Skip to main content

Cheese please!

From fresh and natural to locally produced, the cheese category is in the midst of a renaissance thanks to product innovation and knowledgeable front-line staff.

There was a time when mozzarella and Parmigiano cheese were considered exotic by mainstream tastes. By today’s standards, as cooking shows and global travels expand consumers’ palates, those Italian cheeses are old news. Now, grocers are expected to stock a variety of gourmet and artisanal products. Some retailers have already begun rejuvenating their storefronts with knowledgeable cheese experts.

Pusateri’s Fine Foods in Toronto employs an in-house cheesemonger who not only keeps a close watch on trends, but also mentors new and existing staff. According to John Mastroianni, Pusateri’s general manager, sales in this category increase up to nine per cent when a cheese expert showcases a product. When cheese is paired with complementary food such as a jelly spread or cracker, sales can rise dramatically. “In a seven-hour demo, we can sell up to 120 jars of fig spread along with the cheese that is being promoted,” he notes. As far as consumer response goes, “consumers love the fact that they can ask questions, sample a new product and interact with an expert–their very own ‘in-store Google.’ ”

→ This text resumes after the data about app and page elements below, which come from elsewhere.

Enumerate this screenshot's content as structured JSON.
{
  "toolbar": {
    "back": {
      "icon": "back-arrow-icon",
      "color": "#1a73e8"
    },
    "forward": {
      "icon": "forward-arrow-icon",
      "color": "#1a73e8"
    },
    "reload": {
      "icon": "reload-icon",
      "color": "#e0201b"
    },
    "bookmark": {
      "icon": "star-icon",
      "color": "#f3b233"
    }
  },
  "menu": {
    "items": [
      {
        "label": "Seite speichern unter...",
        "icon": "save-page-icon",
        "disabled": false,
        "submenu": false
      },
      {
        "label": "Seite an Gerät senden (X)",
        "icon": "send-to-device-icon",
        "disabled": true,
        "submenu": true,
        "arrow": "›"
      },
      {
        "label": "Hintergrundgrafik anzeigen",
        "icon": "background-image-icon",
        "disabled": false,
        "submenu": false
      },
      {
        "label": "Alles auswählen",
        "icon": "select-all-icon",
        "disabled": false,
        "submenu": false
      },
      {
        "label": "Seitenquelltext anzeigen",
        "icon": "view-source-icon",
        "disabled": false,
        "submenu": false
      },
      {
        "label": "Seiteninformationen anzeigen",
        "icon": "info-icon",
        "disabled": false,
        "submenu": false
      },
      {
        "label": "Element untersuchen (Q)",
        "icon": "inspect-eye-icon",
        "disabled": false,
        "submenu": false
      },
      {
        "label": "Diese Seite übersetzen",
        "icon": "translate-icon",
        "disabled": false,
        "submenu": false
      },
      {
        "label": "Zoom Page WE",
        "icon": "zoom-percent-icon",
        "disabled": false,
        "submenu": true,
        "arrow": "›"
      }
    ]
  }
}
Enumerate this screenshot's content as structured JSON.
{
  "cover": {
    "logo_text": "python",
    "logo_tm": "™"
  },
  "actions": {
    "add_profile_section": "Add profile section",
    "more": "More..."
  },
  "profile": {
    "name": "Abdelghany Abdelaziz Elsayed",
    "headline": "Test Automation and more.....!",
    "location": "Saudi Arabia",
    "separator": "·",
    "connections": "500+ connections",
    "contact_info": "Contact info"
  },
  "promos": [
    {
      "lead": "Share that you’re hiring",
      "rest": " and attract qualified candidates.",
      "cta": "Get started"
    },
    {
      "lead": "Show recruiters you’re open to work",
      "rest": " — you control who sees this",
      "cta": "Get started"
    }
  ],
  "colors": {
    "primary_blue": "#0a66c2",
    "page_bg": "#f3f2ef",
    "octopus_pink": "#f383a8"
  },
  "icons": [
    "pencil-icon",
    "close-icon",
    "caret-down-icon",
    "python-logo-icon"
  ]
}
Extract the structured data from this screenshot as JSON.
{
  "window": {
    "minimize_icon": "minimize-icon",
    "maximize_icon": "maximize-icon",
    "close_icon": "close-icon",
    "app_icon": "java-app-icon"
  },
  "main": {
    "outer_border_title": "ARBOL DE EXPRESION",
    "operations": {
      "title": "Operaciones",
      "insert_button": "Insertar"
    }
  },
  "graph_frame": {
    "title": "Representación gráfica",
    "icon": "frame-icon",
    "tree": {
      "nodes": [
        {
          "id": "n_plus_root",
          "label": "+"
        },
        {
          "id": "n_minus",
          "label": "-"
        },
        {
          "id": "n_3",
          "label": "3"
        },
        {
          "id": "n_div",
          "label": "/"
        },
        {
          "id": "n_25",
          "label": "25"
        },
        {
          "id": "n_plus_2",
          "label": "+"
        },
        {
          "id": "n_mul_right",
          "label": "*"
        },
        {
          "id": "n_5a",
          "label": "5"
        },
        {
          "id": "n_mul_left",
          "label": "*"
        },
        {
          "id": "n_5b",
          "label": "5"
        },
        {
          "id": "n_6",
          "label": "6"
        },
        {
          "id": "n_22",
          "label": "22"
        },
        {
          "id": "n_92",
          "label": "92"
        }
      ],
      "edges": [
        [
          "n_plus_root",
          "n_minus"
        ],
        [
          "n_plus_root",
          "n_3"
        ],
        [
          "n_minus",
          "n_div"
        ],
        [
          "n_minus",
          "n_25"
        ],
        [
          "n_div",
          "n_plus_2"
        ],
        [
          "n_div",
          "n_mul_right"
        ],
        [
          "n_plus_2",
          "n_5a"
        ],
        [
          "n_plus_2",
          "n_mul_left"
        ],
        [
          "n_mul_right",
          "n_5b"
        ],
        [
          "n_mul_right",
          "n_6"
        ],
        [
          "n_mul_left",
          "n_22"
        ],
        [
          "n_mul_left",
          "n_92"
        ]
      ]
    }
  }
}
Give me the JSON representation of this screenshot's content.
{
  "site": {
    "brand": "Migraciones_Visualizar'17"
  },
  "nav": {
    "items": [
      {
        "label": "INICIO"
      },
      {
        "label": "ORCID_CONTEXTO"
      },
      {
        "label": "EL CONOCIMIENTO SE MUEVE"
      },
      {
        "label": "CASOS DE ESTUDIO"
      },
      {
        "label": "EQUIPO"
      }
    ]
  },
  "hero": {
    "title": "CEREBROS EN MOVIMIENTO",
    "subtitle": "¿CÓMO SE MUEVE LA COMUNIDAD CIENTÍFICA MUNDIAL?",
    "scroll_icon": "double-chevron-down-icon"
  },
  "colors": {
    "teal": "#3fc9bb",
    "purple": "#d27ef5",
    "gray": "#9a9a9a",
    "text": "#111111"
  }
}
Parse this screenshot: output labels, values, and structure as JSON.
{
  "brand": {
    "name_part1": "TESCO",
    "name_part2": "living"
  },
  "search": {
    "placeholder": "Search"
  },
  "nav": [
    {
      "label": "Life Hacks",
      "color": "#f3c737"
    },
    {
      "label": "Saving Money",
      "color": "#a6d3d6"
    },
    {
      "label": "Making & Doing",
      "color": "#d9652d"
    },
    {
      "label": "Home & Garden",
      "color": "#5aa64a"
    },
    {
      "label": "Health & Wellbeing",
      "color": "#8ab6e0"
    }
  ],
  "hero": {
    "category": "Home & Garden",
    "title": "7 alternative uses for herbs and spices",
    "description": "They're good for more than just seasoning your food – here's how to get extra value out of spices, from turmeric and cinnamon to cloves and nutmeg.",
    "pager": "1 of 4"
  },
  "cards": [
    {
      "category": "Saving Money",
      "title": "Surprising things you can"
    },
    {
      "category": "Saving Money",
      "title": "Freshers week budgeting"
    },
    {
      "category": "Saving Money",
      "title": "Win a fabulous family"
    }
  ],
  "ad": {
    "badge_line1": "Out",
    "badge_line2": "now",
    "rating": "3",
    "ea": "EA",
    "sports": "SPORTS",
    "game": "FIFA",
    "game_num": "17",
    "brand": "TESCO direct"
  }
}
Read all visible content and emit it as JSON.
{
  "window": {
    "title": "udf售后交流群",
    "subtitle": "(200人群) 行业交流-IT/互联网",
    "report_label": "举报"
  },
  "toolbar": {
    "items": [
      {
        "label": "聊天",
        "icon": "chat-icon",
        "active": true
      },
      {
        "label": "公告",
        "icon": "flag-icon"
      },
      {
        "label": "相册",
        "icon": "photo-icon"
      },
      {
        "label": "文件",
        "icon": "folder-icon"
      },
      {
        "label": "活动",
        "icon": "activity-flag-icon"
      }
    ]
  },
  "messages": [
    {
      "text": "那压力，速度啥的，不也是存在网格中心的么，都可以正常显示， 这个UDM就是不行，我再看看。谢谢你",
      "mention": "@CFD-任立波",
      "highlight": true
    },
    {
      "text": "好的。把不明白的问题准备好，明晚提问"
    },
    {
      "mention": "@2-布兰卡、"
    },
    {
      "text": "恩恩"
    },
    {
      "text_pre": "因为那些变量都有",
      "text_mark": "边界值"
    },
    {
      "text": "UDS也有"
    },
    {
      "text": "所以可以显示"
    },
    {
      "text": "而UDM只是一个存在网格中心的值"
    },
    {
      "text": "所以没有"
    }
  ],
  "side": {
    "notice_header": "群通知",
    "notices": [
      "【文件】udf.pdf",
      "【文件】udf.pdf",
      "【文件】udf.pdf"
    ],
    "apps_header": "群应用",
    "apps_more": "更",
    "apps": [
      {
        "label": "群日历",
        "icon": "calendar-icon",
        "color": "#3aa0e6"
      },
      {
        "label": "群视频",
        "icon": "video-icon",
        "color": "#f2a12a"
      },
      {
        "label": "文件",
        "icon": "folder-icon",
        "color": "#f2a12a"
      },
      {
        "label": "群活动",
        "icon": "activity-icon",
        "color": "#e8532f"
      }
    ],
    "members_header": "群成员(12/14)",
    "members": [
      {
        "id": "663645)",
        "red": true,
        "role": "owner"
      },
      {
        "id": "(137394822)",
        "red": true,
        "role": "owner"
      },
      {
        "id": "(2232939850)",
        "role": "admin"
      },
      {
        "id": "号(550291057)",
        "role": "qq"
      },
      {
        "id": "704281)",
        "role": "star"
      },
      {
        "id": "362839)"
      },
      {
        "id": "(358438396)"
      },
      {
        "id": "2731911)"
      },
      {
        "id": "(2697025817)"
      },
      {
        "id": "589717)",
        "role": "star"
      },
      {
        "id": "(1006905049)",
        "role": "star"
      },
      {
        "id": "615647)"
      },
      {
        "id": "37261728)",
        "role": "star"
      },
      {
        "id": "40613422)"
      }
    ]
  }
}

Loblaw Cos. Ltd. also employs cheese experts in 100 of its banner locations throughout Ontario, Quebec and Atlantic Canada, according to Gurth Pretty, Loblaw’s senior category manager for deli and cheese. He notes that it’s important for retailers to be aware of regional differences when it comes to customer knowledge of cheese. He says Quebec consumers have been supporting their local cheese makers for some time now, whereas consumers in Ontario and Atlantic Canada are just starting to discover the textures and flavours of Canadian artisanal cheeses.

Solange Heiss, assistant director of marketing and nutrition communications at the Dairy Farmers of Canada, says specialty cheese sales continue to trend upward in Canada. She cites the latest Nielsen figures, which show specialty cheese consumption up 2.3 per cent. Leading the charge are ethnic cheese such as Canadian Paneer, Canadian Halloumi, Canadian Fresh Burrata and organic and flavoured cheese, Heiss says.

In addition to on-site product specialists, past trends have shown a strong life-cycle chain in new product dairy sales. Look no further than the Greek yogurt phenomenon. Similarly, Nielsen reports a four per cent surge in national cheese purchases resulting in more than $2.2 billion in natural cheese sales. Those numbers come as no surprise to Lynne O’Heare of St-Albert Cheese Co-operative in St. Albert, Ont., who says three-quarters of their total sales come from fresh cheese curds and blocks.

By all appearances, fresh, locally produced cheese will continue to grow sales and loyalty for grocers willing to dedicate resources and space to this burgeoning category.

This ad will auto-close in 10 seconds